Democrats have yet to leverage their formidable but dormant power as consumers in support of political goals. Those who think that the time to do so has arrived may want to check out “These are Laura Ingraham’s leading advertisers” at Media Matters for America, which provides the following list of the right-wing Republican program’s top sponsors: South Beach Diet; Fungi-Nail; Rohto; SeroVital; NFL Network; Waterpik; Stamps.com; Coravin; Takl; Roman Pharmacy; Energizer; Bausch & Lomb; Sandals Hotel/Resort; Sheex; Safelite Auto Glass Co; Nutrisystem; USAA; MyPillow; Lifelock; StarKist; WeatherTech; HomeToGo.com; ClearChoice Dental; Tecovas; Prevagen; Carfax; Elite Singles Dating Service; The Zebra; Eli Lilly; and Novo Nordisk.
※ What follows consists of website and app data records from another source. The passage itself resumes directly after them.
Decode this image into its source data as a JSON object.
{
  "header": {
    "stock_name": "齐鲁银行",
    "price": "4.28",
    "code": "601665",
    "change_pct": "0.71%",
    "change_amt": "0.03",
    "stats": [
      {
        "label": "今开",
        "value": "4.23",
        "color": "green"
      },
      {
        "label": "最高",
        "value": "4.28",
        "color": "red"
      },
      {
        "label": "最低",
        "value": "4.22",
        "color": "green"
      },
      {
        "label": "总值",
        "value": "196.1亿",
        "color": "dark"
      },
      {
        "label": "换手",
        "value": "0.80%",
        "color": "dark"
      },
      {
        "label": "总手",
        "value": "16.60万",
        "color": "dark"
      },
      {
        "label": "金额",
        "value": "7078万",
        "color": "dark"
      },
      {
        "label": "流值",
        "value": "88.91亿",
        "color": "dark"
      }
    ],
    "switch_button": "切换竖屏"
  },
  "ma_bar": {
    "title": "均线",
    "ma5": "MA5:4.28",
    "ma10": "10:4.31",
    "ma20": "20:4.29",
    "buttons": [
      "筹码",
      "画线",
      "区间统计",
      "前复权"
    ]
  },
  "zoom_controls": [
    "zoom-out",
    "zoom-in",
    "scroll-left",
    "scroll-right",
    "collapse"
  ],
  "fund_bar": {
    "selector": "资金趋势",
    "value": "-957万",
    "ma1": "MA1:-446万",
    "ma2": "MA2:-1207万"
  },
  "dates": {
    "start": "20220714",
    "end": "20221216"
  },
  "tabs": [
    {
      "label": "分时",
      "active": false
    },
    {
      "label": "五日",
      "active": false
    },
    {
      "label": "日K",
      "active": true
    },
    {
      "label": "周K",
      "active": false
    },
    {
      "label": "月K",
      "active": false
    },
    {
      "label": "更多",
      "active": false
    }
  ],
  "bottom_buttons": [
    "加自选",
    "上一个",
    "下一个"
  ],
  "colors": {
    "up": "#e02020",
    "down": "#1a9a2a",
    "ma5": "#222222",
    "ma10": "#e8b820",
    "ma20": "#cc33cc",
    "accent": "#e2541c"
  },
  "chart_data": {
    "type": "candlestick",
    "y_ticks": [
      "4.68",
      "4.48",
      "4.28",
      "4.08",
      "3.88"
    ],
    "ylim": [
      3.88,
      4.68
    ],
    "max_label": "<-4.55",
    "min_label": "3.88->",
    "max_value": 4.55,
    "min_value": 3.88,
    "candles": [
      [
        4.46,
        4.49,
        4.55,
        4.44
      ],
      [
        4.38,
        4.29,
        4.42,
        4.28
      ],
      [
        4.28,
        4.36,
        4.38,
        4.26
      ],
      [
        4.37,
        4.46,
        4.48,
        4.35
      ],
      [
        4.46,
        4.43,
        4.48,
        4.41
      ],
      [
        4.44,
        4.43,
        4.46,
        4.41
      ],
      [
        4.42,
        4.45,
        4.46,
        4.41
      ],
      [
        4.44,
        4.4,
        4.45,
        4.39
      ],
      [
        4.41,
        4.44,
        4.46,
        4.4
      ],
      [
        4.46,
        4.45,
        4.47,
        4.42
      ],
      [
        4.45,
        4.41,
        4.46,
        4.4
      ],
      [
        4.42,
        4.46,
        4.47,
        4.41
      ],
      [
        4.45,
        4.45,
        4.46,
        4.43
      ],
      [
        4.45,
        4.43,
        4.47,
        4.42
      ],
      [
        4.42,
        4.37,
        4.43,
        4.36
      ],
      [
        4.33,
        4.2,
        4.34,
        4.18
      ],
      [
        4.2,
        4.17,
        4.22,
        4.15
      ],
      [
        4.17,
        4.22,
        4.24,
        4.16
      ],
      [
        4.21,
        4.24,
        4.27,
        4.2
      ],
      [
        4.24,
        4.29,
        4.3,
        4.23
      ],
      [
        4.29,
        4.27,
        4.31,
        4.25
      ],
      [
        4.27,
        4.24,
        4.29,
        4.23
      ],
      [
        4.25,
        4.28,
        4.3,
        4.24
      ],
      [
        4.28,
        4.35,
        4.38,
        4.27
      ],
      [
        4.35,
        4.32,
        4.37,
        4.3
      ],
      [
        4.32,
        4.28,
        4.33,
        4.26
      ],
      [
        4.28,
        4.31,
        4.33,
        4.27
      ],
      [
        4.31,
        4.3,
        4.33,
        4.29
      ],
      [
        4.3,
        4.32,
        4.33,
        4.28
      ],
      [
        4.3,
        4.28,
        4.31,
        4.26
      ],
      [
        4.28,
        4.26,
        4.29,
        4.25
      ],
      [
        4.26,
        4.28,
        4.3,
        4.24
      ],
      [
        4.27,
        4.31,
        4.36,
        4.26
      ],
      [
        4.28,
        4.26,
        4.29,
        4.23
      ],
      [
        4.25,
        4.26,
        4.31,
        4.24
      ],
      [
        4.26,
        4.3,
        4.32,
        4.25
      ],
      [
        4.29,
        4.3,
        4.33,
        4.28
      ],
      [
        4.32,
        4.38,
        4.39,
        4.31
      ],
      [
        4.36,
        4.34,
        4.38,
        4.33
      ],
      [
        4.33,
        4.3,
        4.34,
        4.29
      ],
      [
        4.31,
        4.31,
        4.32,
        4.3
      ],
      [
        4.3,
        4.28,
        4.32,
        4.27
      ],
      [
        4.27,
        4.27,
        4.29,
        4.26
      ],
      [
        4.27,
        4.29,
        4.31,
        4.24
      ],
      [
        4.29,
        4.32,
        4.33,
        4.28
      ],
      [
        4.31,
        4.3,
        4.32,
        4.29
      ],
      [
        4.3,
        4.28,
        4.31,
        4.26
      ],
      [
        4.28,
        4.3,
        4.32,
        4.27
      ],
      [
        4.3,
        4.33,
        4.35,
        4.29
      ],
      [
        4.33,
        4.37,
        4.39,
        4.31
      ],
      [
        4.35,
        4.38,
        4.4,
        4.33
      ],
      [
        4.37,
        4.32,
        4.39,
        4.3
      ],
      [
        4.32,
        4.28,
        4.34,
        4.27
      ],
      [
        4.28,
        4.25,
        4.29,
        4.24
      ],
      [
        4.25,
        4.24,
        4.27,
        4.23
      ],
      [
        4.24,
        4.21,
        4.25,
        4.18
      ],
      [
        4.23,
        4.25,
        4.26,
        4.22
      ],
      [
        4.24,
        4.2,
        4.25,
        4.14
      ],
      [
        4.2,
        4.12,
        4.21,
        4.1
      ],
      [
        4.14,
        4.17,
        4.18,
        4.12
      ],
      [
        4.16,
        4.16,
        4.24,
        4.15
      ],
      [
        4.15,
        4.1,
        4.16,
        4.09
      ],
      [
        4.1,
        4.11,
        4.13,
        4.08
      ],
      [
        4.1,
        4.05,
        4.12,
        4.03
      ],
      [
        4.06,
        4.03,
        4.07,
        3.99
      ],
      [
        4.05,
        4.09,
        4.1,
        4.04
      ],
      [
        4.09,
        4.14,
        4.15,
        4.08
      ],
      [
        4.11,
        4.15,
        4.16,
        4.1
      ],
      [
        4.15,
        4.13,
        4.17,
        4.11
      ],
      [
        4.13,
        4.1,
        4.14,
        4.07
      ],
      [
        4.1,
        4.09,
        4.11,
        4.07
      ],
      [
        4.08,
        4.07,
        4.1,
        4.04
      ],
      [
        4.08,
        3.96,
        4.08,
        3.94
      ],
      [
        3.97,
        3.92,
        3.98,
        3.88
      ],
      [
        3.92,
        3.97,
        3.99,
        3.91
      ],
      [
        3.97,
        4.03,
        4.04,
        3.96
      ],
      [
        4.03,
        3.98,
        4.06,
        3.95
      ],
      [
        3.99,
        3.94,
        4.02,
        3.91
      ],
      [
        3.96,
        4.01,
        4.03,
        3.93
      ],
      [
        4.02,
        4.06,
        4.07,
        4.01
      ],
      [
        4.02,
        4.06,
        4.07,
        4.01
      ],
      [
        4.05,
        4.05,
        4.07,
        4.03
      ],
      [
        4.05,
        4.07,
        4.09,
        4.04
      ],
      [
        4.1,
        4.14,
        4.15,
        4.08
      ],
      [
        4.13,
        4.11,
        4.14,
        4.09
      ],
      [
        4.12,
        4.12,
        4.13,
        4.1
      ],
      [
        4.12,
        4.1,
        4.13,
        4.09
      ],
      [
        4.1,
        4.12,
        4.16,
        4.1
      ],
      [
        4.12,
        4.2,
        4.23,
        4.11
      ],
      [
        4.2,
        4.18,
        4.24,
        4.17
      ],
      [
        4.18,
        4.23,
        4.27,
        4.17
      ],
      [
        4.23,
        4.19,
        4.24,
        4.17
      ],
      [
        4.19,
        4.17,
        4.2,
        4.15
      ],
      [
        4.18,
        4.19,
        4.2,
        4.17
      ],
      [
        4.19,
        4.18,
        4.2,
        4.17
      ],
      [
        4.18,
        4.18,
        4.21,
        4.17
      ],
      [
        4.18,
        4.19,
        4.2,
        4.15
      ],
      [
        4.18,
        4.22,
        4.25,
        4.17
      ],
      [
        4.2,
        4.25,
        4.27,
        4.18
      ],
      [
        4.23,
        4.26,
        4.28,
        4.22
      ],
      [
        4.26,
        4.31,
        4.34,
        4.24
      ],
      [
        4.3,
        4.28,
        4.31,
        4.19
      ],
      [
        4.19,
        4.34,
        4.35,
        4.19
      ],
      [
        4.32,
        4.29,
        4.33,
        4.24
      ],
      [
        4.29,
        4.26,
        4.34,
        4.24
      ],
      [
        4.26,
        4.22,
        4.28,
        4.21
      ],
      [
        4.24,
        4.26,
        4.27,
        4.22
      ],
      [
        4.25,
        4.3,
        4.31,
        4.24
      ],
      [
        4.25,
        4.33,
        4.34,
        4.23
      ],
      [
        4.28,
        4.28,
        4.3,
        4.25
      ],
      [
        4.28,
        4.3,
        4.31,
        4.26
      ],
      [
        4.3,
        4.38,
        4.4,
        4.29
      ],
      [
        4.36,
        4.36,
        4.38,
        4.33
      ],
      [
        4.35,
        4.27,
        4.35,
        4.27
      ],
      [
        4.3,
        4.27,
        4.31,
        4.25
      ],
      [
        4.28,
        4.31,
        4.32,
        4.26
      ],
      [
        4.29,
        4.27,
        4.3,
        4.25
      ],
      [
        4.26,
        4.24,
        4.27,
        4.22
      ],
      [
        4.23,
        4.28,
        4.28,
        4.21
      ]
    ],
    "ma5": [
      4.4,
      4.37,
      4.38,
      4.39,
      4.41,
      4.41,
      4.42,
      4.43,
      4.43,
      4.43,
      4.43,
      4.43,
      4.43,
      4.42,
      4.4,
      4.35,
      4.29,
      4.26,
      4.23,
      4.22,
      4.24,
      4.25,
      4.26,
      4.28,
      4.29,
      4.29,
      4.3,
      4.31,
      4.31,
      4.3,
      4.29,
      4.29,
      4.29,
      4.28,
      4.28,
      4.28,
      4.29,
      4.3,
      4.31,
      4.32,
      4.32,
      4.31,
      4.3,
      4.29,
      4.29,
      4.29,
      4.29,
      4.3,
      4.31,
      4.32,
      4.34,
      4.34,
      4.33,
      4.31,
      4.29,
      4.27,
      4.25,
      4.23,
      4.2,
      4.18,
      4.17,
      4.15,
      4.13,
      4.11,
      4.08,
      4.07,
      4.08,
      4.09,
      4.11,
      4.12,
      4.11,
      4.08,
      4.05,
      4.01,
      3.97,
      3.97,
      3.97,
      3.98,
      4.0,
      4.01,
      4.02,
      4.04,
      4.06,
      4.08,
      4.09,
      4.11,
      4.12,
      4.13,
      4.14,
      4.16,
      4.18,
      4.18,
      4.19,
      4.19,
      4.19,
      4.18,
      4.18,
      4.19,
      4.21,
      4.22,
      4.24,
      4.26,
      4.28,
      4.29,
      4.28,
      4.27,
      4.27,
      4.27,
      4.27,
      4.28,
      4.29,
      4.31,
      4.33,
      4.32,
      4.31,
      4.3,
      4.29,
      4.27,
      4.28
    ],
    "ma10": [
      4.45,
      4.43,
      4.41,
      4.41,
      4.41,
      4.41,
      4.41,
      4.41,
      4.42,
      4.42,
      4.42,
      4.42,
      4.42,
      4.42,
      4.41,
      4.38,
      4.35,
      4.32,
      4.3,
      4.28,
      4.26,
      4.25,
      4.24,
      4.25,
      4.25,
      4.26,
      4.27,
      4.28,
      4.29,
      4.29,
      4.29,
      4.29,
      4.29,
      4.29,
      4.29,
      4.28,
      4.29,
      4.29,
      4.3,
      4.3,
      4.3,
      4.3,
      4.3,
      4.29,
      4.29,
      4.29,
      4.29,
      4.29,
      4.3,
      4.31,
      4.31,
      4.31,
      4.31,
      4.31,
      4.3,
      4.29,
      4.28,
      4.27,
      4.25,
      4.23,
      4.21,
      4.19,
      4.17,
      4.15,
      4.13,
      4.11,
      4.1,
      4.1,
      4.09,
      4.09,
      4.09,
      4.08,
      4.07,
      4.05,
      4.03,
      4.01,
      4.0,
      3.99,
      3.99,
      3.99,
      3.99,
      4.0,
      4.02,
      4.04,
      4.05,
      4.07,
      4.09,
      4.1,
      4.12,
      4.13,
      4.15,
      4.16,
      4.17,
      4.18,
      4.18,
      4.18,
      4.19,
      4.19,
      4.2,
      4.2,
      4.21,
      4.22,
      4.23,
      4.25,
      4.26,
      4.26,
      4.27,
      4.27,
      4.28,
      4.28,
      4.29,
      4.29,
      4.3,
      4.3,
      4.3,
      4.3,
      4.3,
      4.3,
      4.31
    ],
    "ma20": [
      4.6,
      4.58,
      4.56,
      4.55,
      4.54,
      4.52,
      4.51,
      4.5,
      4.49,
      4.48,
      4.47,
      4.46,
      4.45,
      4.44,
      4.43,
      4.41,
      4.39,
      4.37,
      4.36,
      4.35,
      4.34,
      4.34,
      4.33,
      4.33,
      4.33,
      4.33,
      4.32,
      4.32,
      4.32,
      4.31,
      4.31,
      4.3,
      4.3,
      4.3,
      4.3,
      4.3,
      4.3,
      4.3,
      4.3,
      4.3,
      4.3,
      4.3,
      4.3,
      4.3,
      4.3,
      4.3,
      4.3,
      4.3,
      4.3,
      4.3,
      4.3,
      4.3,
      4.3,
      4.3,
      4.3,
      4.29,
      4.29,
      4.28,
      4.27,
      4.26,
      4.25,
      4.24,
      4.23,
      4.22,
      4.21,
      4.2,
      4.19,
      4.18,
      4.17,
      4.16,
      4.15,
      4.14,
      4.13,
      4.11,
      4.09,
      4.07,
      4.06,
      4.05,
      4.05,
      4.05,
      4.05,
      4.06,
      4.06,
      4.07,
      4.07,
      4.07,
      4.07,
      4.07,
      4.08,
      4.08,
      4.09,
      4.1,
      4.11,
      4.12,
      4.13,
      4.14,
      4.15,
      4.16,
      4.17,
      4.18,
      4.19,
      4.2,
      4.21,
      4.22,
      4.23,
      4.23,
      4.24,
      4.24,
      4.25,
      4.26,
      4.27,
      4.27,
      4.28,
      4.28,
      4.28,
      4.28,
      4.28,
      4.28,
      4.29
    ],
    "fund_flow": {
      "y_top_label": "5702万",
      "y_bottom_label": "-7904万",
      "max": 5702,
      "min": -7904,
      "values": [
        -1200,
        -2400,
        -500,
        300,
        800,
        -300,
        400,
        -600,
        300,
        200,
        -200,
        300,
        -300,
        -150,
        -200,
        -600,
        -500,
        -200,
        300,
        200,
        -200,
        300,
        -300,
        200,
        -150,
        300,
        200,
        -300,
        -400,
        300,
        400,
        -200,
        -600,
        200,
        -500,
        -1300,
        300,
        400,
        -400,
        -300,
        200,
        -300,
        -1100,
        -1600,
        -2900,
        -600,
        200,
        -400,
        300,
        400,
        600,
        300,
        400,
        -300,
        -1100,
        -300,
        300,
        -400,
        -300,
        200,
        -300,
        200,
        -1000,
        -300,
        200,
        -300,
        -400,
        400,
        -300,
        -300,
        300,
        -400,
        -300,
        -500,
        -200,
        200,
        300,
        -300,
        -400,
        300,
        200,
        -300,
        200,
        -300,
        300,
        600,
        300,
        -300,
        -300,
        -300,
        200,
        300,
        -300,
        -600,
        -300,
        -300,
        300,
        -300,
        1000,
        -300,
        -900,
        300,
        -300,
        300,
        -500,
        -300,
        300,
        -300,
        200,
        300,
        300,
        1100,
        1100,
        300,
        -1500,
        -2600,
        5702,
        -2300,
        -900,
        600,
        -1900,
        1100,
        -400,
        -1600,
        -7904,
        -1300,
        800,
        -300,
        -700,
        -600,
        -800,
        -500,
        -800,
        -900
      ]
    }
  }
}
In response to numerous polls indicating strong public support for allowing people to keep their private insurance if they want it, Sen. Kamala Harris has unveiled a more flexible health care plan. As Jonathan Cohn reports at HuffPo, “It’s government-run insurance, but with a 10-year transition and a private alternative for those who want it…It would eventually replace employer-sponsored plans, over the course of a decadelong transition, but it would allow private insurers to offer an alternative form of coverage, much as they do today for seniors on Medicare…the Harris plan calls for a more sweeping transformation than the reforms supported by former Vice President Joe Biden. But it would stop short of the change to wholly government-run insurance that Sen. Bernie Sanders (I-Vt.) has championed. Cohn notes Harris’s timetable for Medicare for All “is more than twice as long as the four-year changeover in the Sanders bill.”